**What the task requires:** Count the lines below that include the word "label", then give that number and no other words.

*** Material to process Section Begins ***

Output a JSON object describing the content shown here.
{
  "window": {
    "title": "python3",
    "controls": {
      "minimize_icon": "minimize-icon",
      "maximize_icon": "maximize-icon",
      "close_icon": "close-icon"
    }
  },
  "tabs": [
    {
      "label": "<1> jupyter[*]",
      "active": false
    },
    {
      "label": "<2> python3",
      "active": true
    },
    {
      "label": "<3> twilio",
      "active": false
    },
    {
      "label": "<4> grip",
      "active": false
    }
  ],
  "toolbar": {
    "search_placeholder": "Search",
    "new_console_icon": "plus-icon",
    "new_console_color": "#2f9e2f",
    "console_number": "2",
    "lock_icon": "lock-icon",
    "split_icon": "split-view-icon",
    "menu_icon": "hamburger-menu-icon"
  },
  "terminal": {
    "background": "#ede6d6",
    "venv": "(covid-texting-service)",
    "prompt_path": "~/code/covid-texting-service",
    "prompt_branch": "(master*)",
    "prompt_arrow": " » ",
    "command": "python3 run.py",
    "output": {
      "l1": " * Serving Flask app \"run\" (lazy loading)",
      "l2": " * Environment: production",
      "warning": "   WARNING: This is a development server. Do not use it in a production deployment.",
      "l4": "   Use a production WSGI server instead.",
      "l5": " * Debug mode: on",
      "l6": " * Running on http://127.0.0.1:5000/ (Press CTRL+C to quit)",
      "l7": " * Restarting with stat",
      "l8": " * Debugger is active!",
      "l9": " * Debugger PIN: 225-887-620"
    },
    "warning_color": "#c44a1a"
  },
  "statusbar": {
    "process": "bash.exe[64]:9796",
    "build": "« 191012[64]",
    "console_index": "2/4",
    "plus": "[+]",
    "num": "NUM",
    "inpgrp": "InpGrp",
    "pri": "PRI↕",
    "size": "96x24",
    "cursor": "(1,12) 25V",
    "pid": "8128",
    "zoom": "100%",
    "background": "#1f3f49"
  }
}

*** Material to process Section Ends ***

**Result below:** 4